In January, Scott Mayausky, the Stafford County Commissioner of Revenue, helped a man who was concerned about seeing his vacant land posted for sale on Redfin. The problem was that he never listed it.
“He was very distraught. He said he didn’t sleep the night before,” Mayausky said. “He came into the office to check land records to make sure that we still have him listed as the owner.”
Mayausky directed him to the Stafford County Sheriff’s Office where detectives are currently investigating cases of land fraud sales.
“Cases like this are under investigation and will be looked at from every possible angle,” the Stafford County Sheriff’s Office told 8News in a statement. “For those currently looking to purchase or rent, it is important to take preventive measures to ensure cases like these do not continue.

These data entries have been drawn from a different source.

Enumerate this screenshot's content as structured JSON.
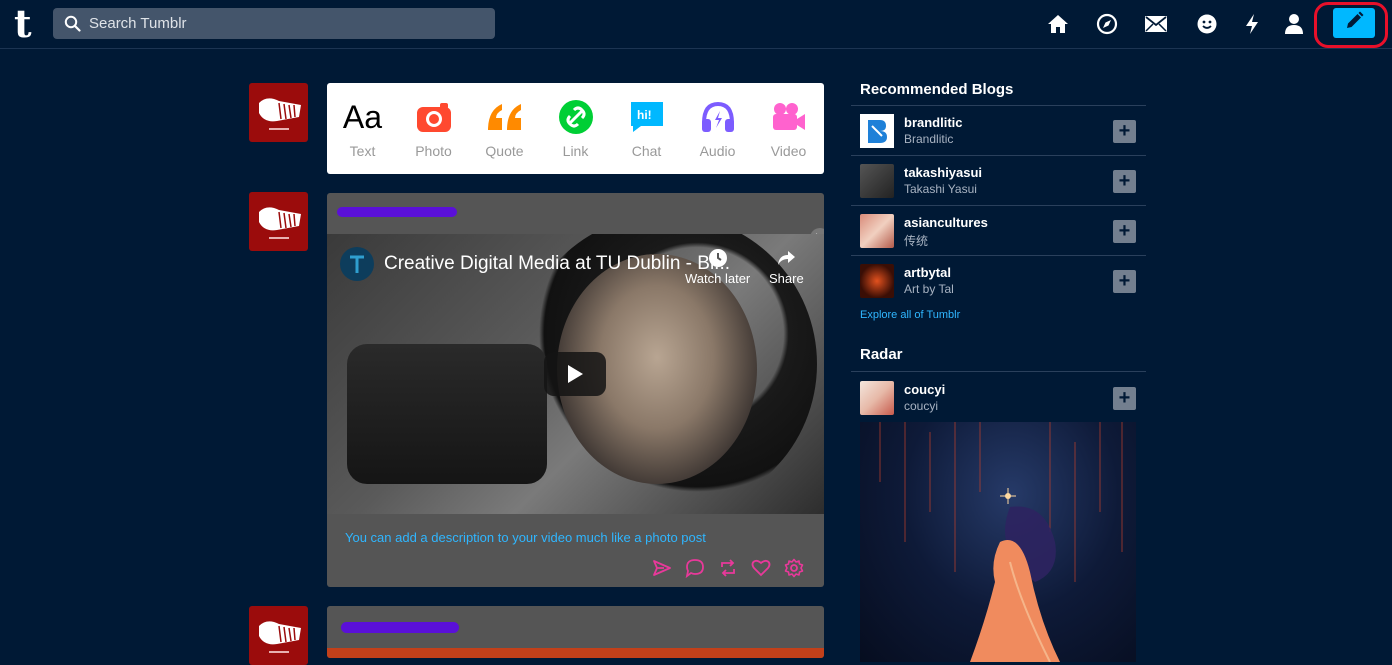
{
  "app": {
    "logo": "t"
  },
  "search": {
    "placeholder": "Search Tumblr"
  },
  "nav": {
    "icons": [
      "home-icon",
      "explore-icon",
      "mail-icon",
      "chat-face-icon",
      "activity-icon",
      "account-icon"
    ],
    "compose_icon": "pencil-icon"
  },
  "composer": {
    "types": [
      {
        "label": "Text",
        "icon": "Aa",
        "color": "#000000"
      },
      {
        "label": "Photo",
        "icon": "camera-icon",
        "color": "#ff492f"
      },
      {
        "label": "Quote",
        "icon": "quote-icon",
        "color": "#ff8a00"
      },
      {
        "label": "Link",
        "icon": "link-icon",
        "color": "#00cf35"
      },
      {
        "label": "Chat",
        "icon": "hi!",
        "color": "#00b8ff"
      },
      {
        "label": "Audio",
        "icon": "headphones-icon",
        "color": "#7c5cff"
      },
      {
        "label": "Video",
        "icon": "video-icon",
        "color": "#ff62ce"
      }
    ]
  },
  "posts": [
    {
      "video": {
        "title": "Creative Digital Media at TU Dublin - Bl...",
        "watch_later": "Watch later",
        "share": "Share"
      },
      "description": "You can add a description to your video much like a photo post",
      "actions": [
        "send-icon",
        "reply-icon",
        "reblog-icon",
        "like-icon",
        "settings-icon"
      ],
      "action_color": "#e8399a"
    }
  ],
  "sidebar": {
    "recommended_title": "Recommended Blogs",
    "blogs": [
      {
        "name": "brandlitic",
        "subtitle": "Brandlitic"
      },
      {
        "name": "takashiyasui",
        "subtitle": "Takashi Yasui"
      },
      {
        "name": "asiancultures",
        "subtitle": "传统"
      },
      {
        "name": "artbytal",
        "subtitle": "Art by Tal"
      }
    ],
    "explore_link": "Explore all of Tumblr",
    "radar_title": "Radar",
    "radar": {
      "name": "coucyi",
      "subtitle": "coucyi"
    },
    "follow_label": "+"
  },
  "colors": {
    "background": "#001935",
    "accent": "#00b8ff",
    "highlight_ring": "#e8102a"
  }
}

Those who are a victim are urged to contact their local law enforcement to report the fraud.”
The Virginia Realtors Association said criminals are contacting real estate agents to list properties they don’t own. The properties they want to sell typically don’t have a mortgage, like vacant lots. The criminals are selling this land for below market value and for cash. They usually want to sell it quickly before the true owner catches on.
Laura Murray, general counsel for the Virginia Realtors Association, said they are seeing a rise in these fake buyer and seller scams because only buying and selling is now prioritized, thanks in part to the COVID-19 pandemic.
“A lot of transactions have been conducted remotely because of people’s concerns for their health,” Murray said. “They’ve already moved somewhere else so they’re not local anymore.”
“In this virtual world, it’s easy for people with ill intentions to get away with things that they probably couldn’t have before,” Mayausky added.
Some red flags to look out for include someone who wants to do the entire transaction remotely and if they can only provide a blurry or unclear picture of their photo ID.
“If something seems too good to be true, it probably is,” Murray said.
Virginia Realtors said to protect yourself from scammers you can look up land records, insist on meeting with sellers in person or on video call and to get a settlement company or attorney involved in the transaction.
The Virginia Department of Professional Occupational Regulation (DPOR) is also actively investigating cases of fraudulent sellers who are posing as property owners and trying to sell land they don’t own. The department sent out a warning to real estate licensees last week after a number of complaints in neighboring states like North and South Carolina.
Kerri O’Brien, communications manager for the department, said reports are coming in from around the state including Williamsburg, Northern Virginia, Stafford County and Southwest Virginia.
“We did field a number of calls from brokers who said they believe they were approached by a fake seller and then as some of these red flags went up, they cut ties — fortunately — before any money was transferred,” she said.
O’Brien said that DPOR investigators would review a complaint and check to see if the licensee followed regulations. If it appeared to be criminal fraud, the team would refer the case to the respective law enforcement agency and the Federal Bureau of Investigation.
“We’re reminding our licensees that under the code of Virginia they’re required to get a written brokerage agreement between the client (the seller) and the licensee (the broker),” O’Brien said. “We also urge them to make sure they check the name of the person that they’re talking to matches the name of the person on the land deed and make sure they get the photo ID.”
Mayausky said he is already more cautious after taking these complaints in his office. While the man he encountered was a first-time experience, it taught him a valuable lesson.
“It definitely made me rethink how I need to take more precautions with my own property,” he said. “I went out and bought title insurance. That will protect you in a case like this.”